[WHAT THE TASK REQUIRES]
Scan the entries for lines containing the string "screenshot". Reply with how many there are, and nothing else.

[SUPPLIED RECORDS]
☆ ☆ ☆
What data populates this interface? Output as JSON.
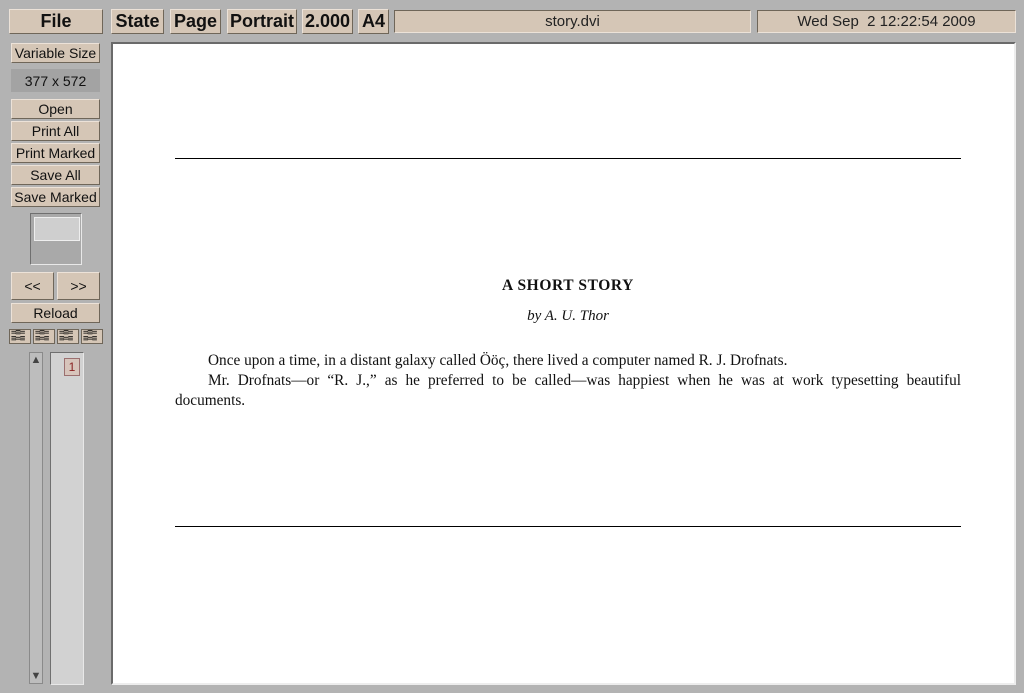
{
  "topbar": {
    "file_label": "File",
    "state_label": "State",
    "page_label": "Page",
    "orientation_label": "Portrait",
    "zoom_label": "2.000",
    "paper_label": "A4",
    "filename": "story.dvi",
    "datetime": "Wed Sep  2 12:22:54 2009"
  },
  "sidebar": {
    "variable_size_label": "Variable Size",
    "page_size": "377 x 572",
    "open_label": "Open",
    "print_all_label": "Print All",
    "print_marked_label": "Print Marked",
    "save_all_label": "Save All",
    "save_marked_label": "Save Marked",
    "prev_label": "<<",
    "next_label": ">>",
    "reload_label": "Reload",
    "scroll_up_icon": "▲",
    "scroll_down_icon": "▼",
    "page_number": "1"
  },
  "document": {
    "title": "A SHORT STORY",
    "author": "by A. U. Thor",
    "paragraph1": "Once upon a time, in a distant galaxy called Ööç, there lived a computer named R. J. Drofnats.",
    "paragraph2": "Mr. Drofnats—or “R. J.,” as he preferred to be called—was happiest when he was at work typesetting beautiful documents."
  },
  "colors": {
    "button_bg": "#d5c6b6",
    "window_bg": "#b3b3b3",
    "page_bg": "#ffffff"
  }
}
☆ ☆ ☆
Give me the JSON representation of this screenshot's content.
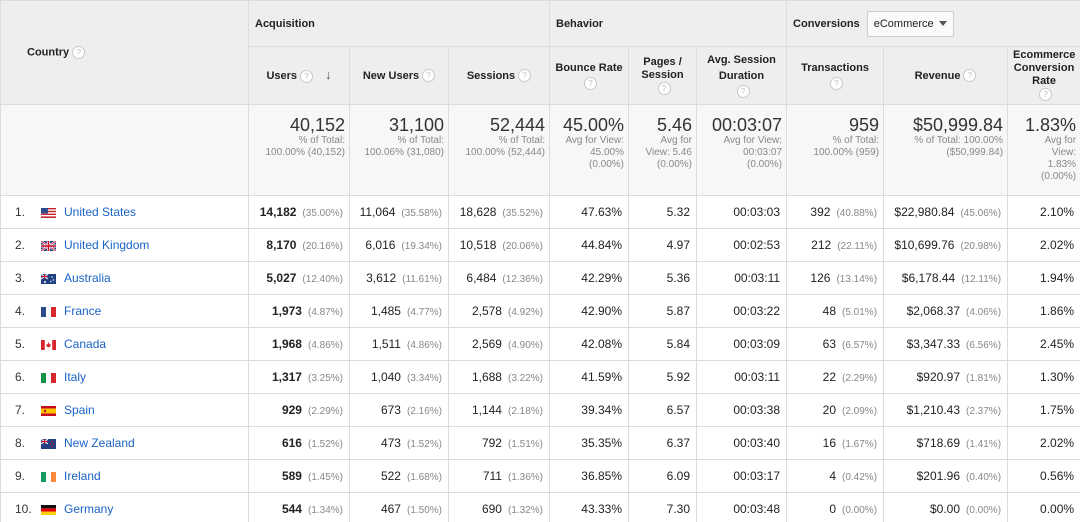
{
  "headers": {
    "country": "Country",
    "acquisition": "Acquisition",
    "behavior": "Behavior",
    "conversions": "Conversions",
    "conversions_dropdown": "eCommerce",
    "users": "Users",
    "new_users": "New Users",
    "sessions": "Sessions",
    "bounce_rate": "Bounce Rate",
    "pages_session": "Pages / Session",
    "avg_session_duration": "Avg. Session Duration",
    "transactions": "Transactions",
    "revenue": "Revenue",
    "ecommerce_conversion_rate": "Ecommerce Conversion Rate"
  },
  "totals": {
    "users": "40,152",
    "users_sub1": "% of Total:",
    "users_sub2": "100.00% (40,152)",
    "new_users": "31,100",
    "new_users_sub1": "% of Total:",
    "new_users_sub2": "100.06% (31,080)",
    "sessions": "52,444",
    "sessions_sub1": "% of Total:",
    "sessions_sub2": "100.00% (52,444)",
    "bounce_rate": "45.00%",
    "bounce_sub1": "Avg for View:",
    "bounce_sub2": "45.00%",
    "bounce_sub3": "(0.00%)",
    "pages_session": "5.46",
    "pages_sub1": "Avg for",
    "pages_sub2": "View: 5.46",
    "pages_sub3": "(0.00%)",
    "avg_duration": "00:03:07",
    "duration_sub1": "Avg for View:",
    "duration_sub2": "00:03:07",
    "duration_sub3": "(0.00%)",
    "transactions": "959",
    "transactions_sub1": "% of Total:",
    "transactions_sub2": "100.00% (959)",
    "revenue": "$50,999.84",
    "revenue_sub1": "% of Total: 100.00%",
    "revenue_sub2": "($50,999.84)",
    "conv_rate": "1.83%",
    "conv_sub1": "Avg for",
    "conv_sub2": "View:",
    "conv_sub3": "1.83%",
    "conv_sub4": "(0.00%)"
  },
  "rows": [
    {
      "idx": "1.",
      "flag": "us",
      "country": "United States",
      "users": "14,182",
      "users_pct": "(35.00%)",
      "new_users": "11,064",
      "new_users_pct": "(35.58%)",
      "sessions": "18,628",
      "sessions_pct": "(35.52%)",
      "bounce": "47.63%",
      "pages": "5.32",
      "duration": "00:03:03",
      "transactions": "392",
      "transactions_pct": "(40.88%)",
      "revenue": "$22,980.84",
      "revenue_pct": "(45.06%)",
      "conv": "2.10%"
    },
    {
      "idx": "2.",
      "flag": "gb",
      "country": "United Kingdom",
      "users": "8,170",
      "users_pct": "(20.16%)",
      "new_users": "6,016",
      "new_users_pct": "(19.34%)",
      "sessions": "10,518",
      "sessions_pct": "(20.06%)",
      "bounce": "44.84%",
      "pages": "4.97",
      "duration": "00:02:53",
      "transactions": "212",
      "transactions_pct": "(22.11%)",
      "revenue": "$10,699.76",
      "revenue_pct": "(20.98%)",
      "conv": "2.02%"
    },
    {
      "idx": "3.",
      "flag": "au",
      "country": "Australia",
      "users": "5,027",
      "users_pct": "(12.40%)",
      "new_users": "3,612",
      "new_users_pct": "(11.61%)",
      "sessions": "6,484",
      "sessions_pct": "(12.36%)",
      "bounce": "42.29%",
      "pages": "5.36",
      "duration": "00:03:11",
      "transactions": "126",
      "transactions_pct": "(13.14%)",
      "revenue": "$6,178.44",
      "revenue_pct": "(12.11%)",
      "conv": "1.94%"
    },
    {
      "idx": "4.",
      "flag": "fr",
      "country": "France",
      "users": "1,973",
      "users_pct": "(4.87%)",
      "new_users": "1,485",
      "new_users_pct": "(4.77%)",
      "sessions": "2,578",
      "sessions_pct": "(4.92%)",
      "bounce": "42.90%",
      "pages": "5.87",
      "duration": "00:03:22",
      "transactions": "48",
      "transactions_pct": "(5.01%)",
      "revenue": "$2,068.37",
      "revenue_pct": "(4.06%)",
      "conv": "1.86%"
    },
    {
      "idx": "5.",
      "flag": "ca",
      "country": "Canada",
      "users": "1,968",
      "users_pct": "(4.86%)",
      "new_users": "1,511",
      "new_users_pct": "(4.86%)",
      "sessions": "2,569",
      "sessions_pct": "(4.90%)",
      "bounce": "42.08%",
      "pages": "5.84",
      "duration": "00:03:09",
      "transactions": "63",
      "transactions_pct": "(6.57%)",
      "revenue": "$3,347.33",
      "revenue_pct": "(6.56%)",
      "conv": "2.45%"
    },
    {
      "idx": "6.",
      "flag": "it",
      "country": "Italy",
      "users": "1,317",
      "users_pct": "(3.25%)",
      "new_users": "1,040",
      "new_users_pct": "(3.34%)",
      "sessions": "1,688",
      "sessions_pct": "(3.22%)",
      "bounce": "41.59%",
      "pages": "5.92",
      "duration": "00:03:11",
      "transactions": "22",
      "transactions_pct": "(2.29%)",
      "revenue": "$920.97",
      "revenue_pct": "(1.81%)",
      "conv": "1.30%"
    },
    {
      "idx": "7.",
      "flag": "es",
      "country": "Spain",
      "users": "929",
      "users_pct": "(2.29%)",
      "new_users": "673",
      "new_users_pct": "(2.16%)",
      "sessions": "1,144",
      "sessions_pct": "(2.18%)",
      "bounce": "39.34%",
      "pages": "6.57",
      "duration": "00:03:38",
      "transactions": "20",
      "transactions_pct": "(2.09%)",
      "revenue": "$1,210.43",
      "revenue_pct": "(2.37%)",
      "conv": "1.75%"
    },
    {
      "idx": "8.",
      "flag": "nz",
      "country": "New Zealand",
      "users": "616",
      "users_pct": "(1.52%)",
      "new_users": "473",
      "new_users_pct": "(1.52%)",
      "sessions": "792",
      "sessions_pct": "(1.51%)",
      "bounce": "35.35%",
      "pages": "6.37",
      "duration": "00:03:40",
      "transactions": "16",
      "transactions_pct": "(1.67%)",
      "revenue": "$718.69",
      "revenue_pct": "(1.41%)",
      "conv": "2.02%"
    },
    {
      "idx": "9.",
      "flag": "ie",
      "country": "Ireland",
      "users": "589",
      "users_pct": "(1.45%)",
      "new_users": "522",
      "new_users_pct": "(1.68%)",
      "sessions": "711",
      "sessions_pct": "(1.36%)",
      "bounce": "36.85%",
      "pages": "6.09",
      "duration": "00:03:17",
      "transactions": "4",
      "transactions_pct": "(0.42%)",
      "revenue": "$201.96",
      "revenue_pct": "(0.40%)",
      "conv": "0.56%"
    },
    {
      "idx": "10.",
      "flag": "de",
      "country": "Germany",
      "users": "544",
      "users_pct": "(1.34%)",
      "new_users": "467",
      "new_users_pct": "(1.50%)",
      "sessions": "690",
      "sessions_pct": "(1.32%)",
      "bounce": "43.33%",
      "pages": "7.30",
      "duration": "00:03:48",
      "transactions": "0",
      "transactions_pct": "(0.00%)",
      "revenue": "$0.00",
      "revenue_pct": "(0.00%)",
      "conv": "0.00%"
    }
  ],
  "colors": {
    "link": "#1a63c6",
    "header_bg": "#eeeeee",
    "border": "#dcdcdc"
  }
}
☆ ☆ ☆
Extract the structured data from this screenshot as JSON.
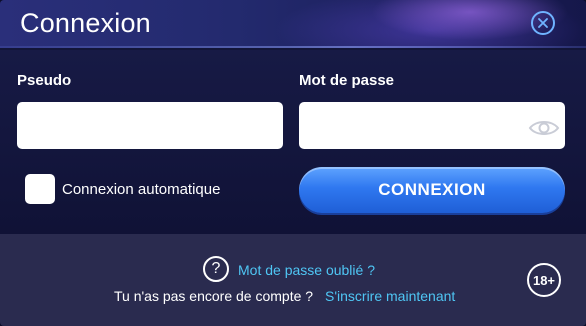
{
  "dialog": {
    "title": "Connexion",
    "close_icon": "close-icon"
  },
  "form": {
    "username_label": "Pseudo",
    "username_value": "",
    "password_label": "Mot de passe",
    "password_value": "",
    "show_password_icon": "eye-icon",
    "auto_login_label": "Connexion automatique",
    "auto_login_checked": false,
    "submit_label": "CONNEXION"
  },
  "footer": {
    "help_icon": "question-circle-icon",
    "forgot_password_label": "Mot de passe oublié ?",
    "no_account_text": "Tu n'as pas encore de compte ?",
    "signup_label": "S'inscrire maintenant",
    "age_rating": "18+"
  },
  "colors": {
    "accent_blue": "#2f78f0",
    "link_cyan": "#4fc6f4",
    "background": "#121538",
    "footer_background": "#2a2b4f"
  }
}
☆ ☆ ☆
[SOLUTION FOR THIS EXERCISE]
2